*** EXERCISE MATERIALS Section Begins ***

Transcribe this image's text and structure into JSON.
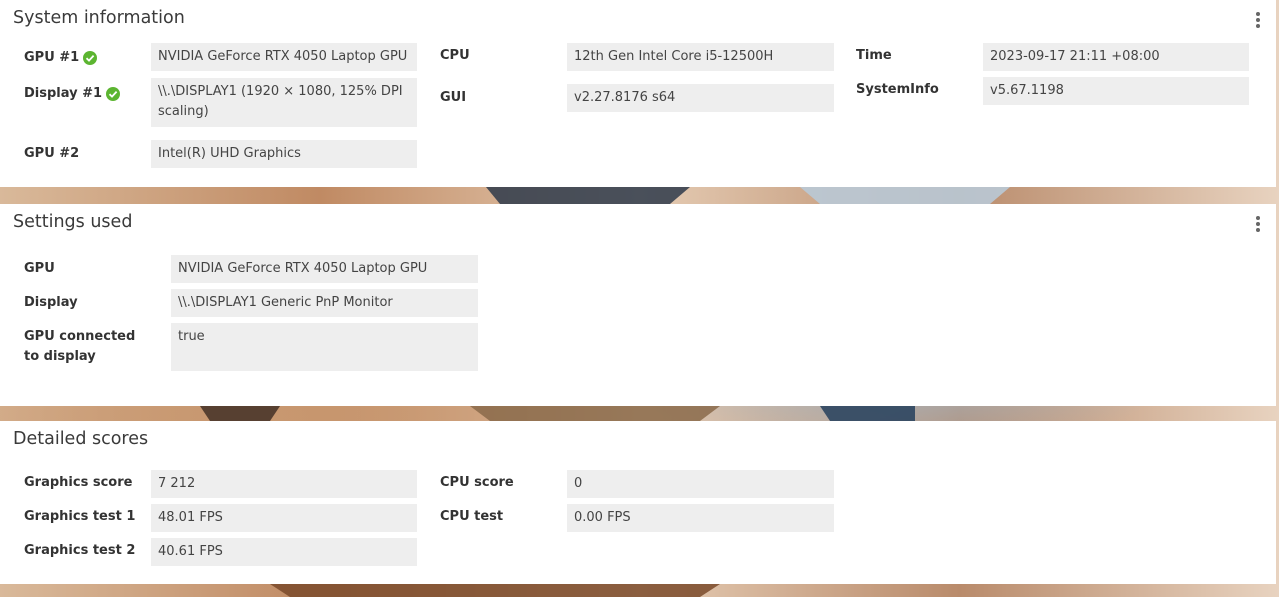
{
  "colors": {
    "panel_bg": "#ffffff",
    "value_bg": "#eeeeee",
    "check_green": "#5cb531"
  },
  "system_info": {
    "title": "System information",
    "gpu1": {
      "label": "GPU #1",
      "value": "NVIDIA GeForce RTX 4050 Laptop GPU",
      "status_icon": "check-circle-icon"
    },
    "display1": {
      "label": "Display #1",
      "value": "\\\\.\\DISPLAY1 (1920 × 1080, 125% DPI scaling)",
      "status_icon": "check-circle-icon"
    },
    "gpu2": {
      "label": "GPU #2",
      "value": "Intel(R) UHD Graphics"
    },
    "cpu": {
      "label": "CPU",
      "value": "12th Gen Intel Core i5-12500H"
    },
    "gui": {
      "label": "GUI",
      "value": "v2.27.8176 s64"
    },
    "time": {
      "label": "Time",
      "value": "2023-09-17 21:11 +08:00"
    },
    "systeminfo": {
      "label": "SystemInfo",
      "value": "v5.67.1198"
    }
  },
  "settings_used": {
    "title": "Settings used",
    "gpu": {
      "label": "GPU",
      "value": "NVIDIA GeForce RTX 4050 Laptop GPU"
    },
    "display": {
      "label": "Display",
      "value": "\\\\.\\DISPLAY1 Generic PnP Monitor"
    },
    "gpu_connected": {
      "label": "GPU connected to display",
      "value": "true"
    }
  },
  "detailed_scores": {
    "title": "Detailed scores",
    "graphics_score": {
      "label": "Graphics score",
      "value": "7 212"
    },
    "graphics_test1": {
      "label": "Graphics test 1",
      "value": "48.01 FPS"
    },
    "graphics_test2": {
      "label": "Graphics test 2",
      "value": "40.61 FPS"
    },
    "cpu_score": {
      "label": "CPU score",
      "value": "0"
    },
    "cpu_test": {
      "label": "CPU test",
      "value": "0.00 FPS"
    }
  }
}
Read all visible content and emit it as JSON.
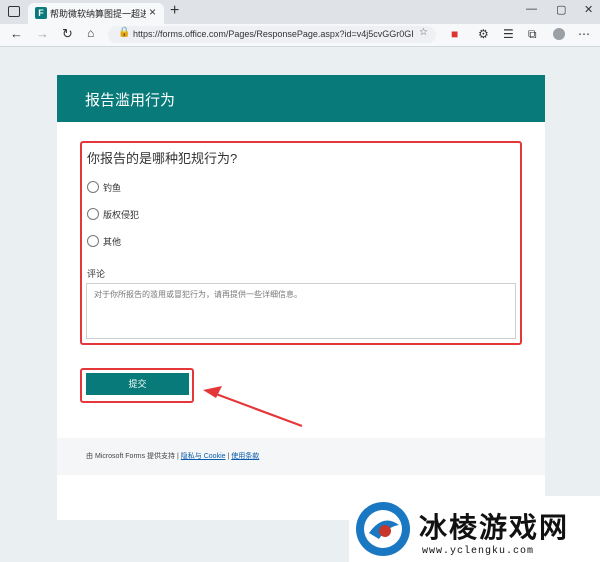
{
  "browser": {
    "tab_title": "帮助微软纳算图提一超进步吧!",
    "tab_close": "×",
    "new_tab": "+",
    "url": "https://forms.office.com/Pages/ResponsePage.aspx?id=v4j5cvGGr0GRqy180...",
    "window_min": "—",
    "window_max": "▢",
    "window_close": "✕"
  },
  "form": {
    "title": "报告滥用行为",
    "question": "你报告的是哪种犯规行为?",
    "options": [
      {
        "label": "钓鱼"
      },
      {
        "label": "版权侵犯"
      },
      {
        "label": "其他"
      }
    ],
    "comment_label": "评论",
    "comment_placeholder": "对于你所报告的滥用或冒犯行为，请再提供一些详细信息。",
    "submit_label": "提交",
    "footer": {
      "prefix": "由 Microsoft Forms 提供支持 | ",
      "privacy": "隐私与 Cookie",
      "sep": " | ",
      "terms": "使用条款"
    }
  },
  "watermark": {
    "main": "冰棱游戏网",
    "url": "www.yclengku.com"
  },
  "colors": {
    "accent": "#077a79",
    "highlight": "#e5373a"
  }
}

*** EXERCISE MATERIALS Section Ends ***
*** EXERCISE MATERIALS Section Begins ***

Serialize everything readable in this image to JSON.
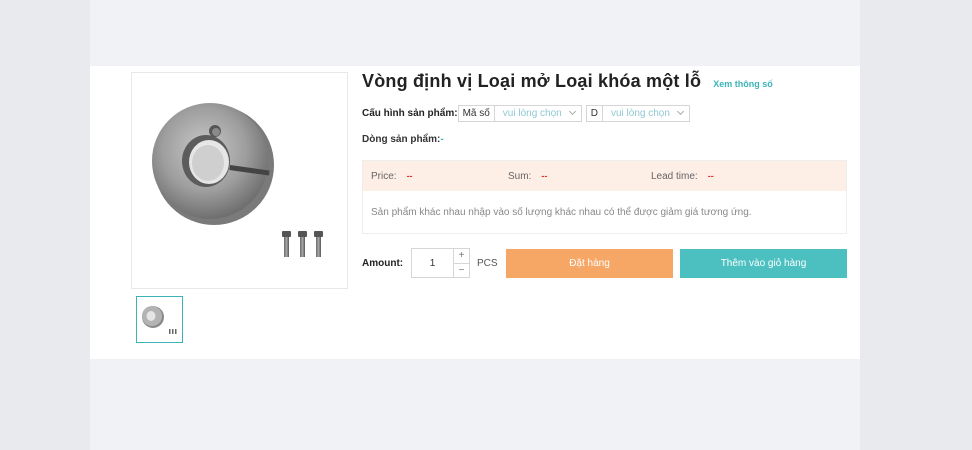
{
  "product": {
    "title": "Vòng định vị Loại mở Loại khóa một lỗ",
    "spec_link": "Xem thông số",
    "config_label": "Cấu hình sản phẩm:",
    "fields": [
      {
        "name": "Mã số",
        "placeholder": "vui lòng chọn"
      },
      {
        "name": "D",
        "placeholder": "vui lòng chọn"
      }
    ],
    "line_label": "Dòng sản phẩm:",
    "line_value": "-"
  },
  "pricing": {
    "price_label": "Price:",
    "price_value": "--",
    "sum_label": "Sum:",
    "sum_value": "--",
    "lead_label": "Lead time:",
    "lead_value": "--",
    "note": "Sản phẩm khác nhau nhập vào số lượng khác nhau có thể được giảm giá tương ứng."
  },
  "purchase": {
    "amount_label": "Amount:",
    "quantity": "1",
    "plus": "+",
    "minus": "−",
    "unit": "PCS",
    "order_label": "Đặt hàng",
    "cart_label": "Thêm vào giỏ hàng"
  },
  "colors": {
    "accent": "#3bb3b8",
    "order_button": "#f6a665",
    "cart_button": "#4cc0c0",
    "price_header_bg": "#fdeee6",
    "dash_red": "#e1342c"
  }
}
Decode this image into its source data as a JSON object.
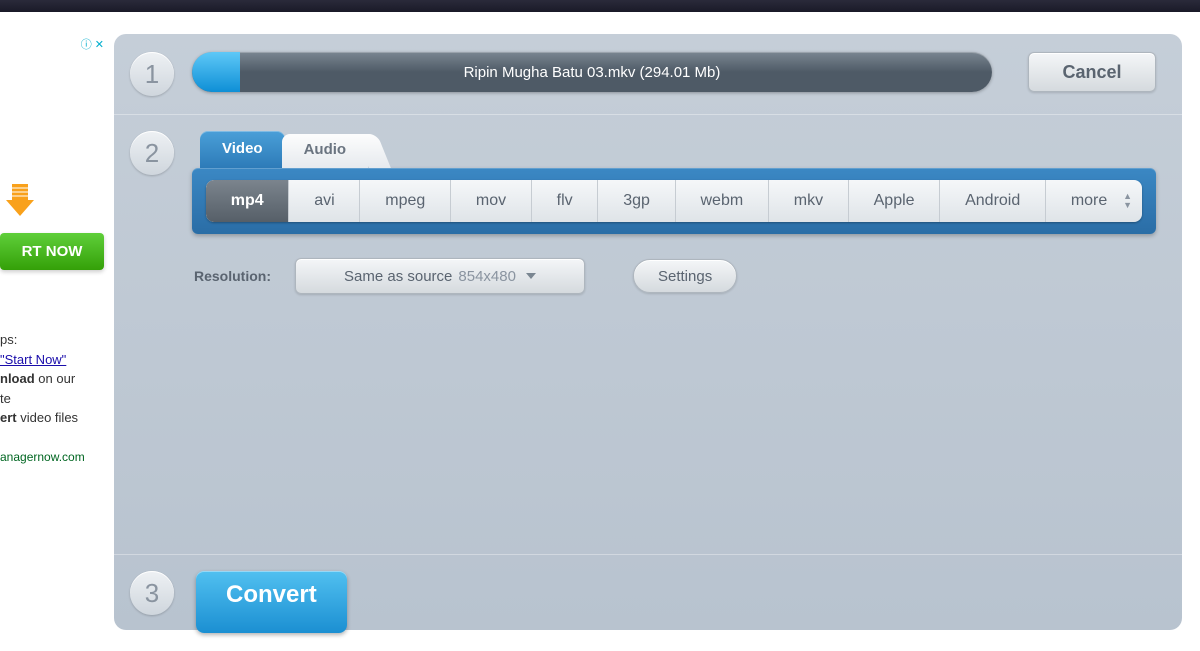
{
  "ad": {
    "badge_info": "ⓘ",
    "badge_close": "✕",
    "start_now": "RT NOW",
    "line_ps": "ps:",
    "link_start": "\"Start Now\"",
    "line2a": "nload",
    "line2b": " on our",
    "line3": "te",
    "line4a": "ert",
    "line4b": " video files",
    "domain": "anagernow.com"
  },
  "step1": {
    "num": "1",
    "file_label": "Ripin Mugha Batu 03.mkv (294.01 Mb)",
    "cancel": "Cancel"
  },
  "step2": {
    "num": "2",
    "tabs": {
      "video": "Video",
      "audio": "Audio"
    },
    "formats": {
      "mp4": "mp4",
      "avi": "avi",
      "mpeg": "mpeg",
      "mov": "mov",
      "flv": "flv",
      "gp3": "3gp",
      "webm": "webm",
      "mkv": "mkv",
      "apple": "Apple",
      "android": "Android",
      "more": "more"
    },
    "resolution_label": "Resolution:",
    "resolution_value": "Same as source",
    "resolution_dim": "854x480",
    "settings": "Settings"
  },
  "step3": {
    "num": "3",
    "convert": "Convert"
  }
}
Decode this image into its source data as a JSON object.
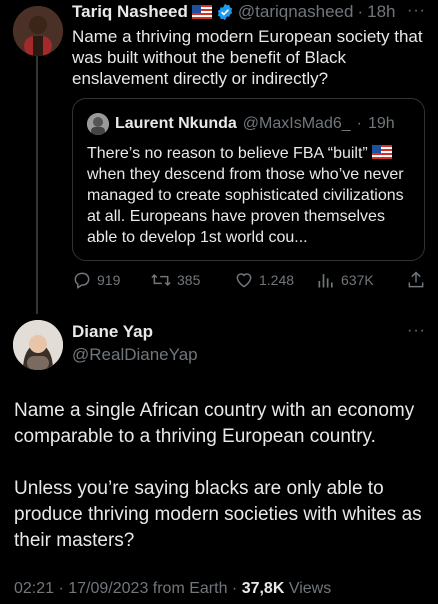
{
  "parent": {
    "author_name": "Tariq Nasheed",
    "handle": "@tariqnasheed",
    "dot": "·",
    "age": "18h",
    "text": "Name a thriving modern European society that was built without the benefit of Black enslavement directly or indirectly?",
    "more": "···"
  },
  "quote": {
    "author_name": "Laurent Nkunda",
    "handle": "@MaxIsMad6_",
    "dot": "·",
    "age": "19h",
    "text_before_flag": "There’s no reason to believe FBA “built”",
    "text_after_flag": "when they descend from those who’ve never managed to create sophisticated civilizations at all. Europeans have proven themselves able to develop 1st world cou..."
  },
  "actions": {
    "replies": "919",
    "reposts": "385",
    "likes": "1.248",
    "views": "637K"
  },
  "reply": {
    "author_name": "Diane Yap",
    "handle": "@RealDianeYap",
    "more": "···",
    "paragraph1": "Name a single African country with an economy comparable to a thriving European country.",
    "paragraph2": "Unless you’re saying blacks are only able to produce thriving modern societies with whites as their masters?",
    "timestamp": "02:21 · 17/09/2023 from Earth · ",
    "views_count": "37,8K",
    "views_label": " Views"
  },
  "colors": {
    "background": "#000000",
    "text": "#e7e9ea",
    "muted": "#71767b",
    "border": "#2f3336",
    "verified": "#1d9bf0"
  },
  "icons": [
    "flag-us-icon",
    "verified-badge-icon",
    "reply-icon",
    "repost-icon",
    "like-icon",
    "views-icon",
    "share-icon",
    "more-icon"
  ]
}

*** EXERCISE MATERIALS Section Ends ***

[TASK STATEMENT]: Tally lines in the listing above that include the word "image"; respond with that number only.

[REPLY TO THE TASK]: 4